Finally, let's briefly review compact HAWT/VAWT application technology advances. Although multimegawatt wind turbines dominate the wind energy landscape, there is significant effort to develop smaller turbines with output well under 1 MW. The small kilowatt capacity turbines are within the economic range of small businesses, farmers and homeowners.
"PIQO" compact micro-HAWT.
"PIQO" compact micro-HAWTs are being marketed to industrial facilities, high-rise buildings and private homes. EverkinetiQ International developed the PIQO Series of small turbines in collaboration with Pekago, Albis and BASF that are intended to provide locally-generated energy.
Plastic material-wise, a 15 percent glass fiber-reinforced ASA (acrylic ester styrene acrylonitrile) is used for the turbine rotor and unfilled ASA for the 1.5-meter diameter frame. Dutch injection molder Pekago is producing the micro wind turbine parts. ASA offers good resistance to weathering, ultraviolet light radiation and aging. The PIQO wind turbines are rugged and compact, and they generate little noise.
A small multivane magnetic levitation-based VAWT is also being commercialized by Enviro-Energies Holdings. The turbine components are molded from polyethylene terephthalate (PET)/glass sandwich composites formed in a low-pressure compression molding process.
The sandwich composite developed by Allied Composite Technologies (ACT) features a fibrous core of commingled, 2-3 inch chopped glass and PET fibers. The PET fibers melt and fuse the core and skins during lamination, eliminating the need for adhesives.
Thin skins, of bidirectional glass and post-consumer PET resin, are produced in a unique heat-fusion process just prior to lamination by ACT's manufacturing partner, Inline Fiberglass Ltd. PET was selected for its high thermal stability and stiffness.
- EPEE: Cooling has an essential role to play
- Back to the future with Ford bioplastics
- Can solar energy compete with fossil fuels?
- US vs. Europe: Comparing different approaches to renewable energy
- The environmental benefits of LED lighting
- Stemming the tide: Let’s save the manual transmission

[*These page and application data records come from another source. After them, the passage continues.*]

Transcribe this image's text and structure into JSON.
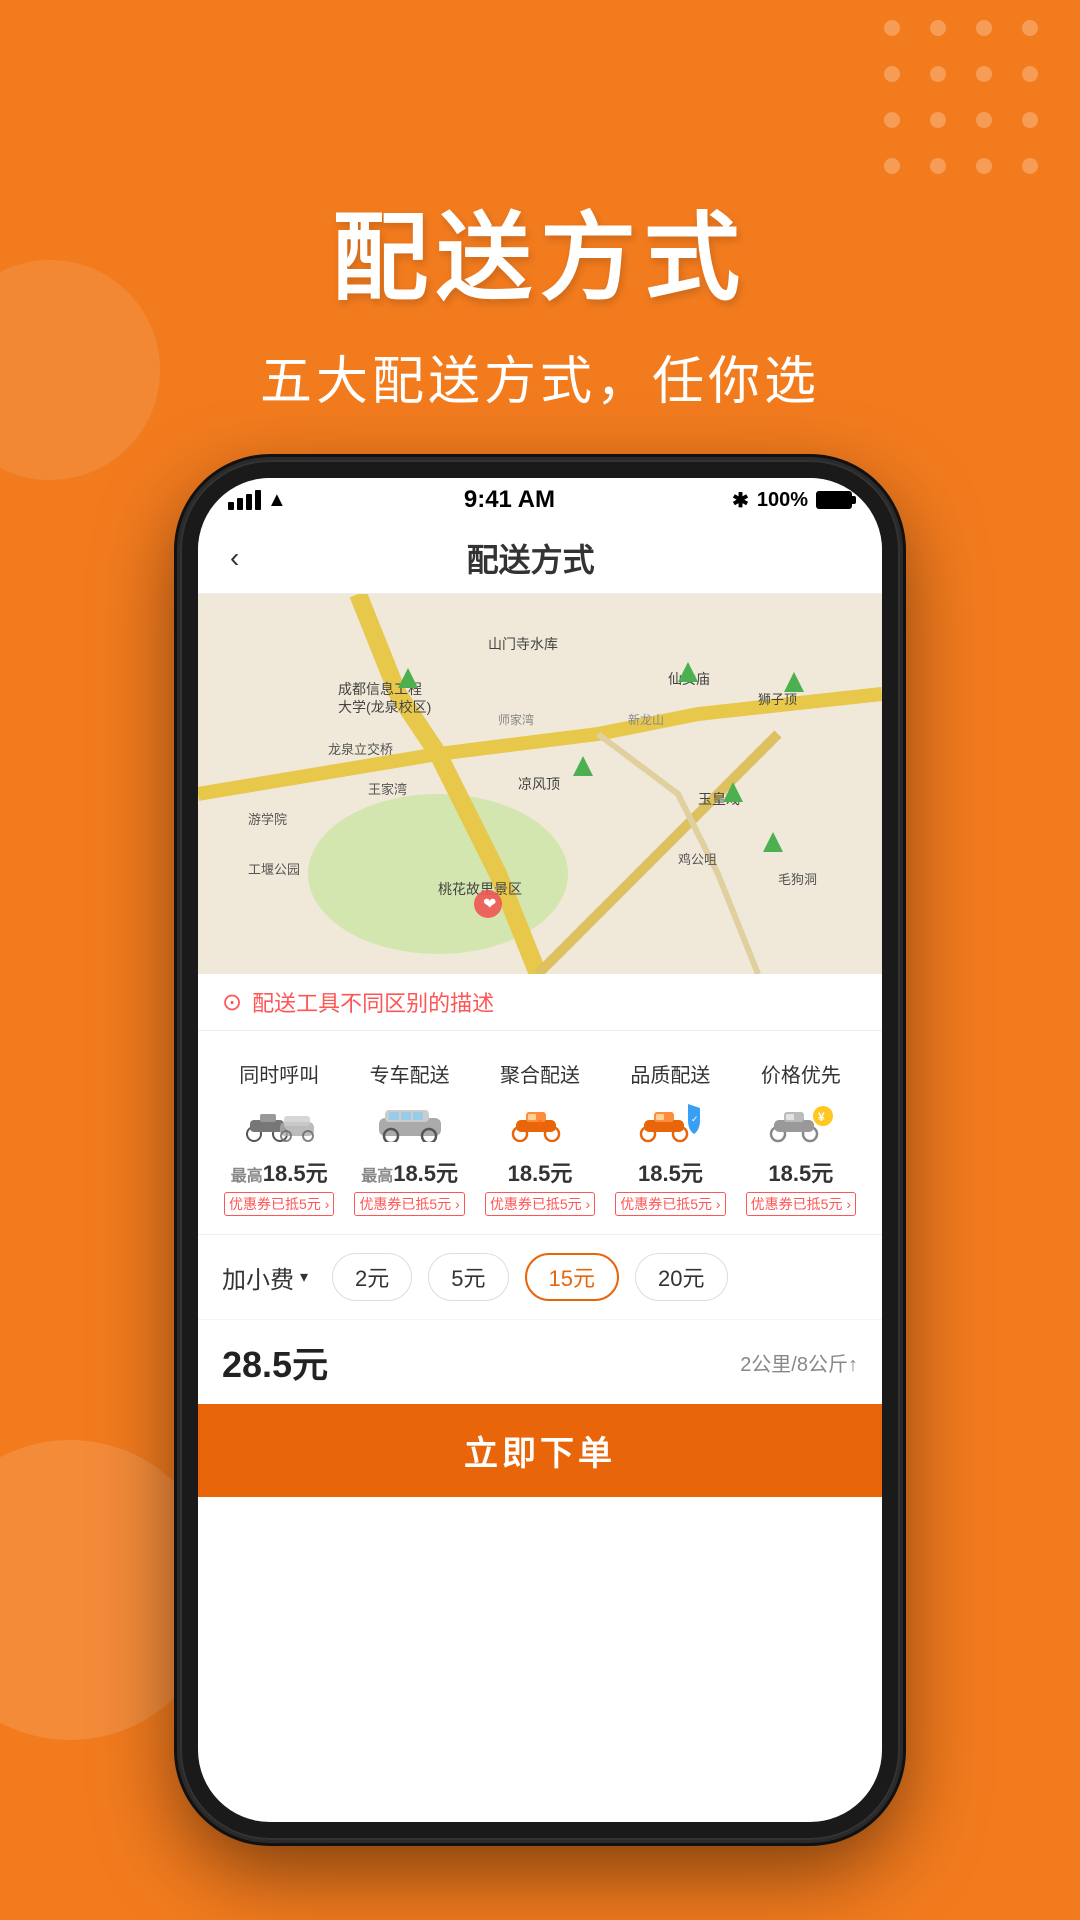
{
  "background_color": "#F27B1E",
  "hero": {
    "title": "配送方式",
    "subtitle": "五大配送方式，任你选"
  },
  "phone": {
    "status_bar": {
      "time": "9:41 AM",
      "battery_percent": "100%",
      "bluetooth": "✱"
    },
    "nav": {
      "back_icon": "‹",
      "title": "配送方式"
    },
    "warning_text": "配送工具不同区别的描述",
    "delivery_options": [
      {
        "name": "同时呼叫",
        "vehicle": "moto_car",
        "price": "最高18.5元",
        "has_prefix": true,
        "coupon": "优惠券已抵5元",
        "active": false
      },
      {
        "name": "专车配送",
        "vehicle": "car",
        "price": "最高18.5元",
        "has_prefix": true,
        "coupon": "优惠券已抵5元",
        "active": false
      },
      {
        "name": "聚合配送",
        "vehicle": "moto",
        "price": "18.5元",
        "has_prefix": false,
        "coupon": "优惠券已抵5元",
        "active": false
      },
      {
        "name": "品质配送",
        "vehicle": "moto_shield",
        "price": "18.5元",
        "has_prefix": false,
        "coupon": "优惠券已抵5元",
        "active": true
      },
      {
        "name": "价格优先",
        "vehicle": "moto_bag",
        "price": "18.5元",
        "has_prefix": false,
        "coupon": "优惠券已抵5元",
        "active": false
      }
    ],
    "extra_fee": {
      "label": "加小费",
      "options": [
        "2元",
        "5元",
        "15元",
        "20元"
      ],
      "selected": "15元"
    },
    "total_price": "28.5元",
    "delivery_info": "2公里/8公斤↑",
    "order_button": "立即下单"
  }
}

- Window film improves building system performance
- Emerging green building material technologies to watch
- 5 tips to improve past performance ratings
- Infographic: Why employee satisfaction drives company performance
- House passes $15 minimum wage bill, but its prospects are dim in Senate
- Reading and L2 acquisition
- Researchers develop turmeric drug delivery system to inhibit cancer cell growth
See your work in future editions
Your content, Your Expertise,
Your Industry Needs YOUR Expert Voice & We've got the platform you needFind Out How